Start of Data excerpts
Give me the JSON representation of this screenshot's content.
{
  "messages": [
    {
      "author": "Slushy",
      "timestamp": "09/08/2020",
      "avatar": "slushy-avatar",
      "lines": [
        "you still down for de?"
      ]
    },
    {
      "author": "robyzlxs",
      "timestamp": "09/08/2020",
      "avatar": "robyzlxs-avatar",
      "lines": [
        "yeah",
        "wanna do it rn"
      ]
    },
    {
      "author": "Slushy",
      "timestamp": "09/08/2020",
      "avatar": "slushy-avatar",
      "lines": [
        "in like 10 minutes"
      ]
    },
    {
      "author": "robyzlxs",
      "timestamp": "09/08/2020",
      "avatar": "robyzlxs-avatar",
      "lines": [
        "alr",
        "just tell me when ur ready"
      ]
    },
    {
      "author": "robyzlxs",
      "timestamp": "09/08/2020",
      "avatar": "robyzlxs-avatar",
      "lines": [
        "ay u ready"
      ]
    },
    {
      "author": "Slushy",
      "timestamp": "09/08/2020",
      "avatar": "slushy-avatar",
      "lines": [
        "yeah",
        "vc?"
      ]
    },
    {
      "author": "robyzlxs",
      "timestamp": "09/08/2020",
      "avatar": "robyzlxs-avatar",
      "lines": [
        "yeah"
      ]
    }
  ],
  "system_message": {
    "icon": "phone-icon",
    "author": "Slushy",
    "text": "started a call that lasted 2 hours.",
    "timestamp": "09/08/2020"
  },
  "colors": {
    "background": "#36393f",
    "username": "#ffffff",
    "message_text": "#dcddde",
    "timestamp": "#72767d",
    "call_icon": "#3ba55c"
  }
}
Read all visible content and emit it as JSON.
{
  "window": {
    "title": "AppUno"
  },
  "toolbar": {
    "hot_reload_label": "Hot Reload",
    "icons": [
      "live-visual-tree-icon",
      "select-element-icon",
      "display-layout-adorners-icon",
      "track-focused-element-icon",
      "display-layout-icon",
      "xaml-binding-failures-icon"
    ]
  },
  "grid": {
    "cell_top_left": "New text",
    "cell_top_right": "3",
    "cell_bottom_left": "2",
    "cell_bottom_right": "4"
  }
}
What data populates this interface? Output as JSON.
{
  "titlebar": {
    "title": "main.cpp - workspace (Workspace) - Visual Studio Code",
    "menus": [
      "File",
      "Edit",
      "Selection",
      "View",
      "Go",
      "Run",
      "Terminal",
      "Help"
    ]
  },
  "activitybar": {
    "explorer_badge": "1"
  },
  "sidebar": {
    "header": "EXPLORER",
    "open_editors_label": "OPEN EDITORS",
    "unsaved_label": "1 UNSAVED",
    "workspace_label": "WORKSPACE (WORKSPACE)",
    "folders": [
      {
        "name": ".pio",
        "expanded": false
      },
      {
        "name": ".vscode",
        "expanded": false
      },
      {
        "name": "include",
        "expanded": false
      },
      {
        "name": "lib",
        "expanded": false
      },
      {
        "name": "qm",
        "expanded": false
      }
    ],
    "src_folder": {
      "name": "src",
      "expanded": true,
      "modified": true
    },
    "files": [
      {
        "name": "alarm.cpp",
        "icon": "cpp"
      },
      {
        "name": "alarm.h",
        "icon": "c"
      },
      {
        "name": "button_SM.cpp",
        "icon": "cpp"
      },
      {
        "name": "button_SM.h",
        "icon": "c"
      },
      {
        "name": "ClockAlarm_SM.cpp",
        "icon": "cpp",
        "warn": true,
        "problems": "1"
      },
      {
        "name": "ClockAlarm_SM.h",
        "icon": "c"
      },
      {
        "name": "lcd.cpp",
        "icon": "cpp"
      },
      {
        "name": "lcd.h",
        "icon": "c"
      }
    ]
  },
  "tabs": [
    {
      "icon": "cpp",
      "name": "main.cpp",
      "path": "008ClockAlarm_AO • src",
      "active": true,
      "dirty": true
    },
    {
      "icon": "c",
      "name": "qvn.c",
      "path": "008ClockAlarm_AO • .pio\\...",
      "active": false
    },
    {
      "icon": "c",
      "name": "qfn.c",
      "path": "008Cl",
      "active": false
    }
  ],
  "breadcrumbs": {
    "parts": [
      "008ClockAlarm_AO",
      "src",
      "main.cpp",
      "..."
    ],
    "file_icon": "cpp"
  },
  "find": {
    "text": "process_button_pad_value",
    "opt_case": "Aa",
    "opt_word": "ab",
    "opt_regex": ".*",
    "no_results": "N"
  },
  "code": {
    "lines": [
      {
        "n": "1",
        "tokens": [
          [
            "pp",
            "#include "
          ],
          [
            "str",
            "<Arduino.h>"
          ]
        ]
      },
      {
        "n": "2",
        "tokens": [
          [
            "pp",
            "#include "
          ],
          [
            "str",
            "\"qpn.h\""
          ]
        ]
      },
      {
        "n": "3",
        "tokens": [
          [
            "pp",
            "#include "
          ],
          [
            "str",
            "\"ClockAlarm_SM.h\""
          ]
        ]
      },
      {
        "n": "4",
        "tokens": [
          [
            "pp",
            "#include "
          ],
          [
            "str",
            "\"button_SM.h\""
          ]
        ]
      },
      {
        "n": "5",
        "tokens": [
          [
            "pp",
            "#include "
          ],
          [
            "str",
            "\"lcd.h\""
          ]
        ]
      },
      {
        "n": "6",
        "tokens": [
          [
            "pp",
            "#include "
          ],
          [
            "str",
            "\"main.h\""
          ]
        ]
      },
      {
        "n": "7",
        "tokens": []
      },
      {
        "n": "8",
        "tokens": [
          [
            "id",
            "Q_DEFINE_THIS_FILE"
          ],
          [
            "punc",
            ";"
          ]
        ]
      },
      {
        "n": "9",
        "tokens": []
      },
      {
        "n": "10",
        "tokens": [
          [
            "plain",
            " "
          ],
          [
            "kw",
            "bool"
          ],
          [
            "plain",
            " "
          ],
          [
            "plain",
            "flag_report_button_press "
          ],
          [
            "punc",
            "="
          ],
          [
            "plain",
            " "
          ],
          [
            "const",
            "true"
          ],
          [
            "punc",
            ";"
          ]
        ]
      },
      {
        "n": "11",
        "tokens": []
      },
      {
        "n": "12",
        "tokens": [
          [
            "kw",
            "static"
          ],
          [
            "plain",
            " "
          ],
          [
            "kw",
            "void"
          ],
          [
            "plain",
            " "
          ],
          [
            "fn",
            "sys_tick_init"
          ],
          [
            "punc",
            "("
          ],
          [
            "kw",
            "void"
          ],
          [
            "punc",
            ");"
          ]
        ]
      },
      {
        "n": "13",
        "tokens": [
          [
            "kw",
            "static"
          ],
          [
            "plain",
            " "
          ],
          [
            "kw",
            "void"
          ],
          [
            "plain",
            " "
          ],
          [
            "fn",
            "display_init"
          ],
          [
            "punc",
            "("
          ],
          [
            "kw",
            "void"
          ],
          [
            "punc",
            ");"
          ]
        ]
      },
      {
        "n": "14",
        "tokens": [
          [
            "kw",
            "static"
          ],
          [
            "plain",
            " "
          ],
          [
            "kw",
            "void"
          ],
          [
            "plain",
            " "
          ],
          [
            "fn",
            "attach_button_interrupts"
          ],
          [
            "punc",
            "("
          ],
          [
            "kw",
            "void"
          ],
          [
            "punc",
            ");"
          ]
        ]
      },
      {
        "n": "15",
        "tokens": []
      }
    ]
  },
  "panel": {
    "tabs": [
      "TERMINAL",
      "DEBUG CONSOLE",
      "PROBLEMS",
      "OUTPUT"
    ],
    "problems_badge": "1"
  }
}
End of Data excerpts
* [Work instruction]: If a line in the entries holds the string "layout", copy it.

* [Result of this task]:
      "display-layout-adorners-icon",
      "display-layout-icon",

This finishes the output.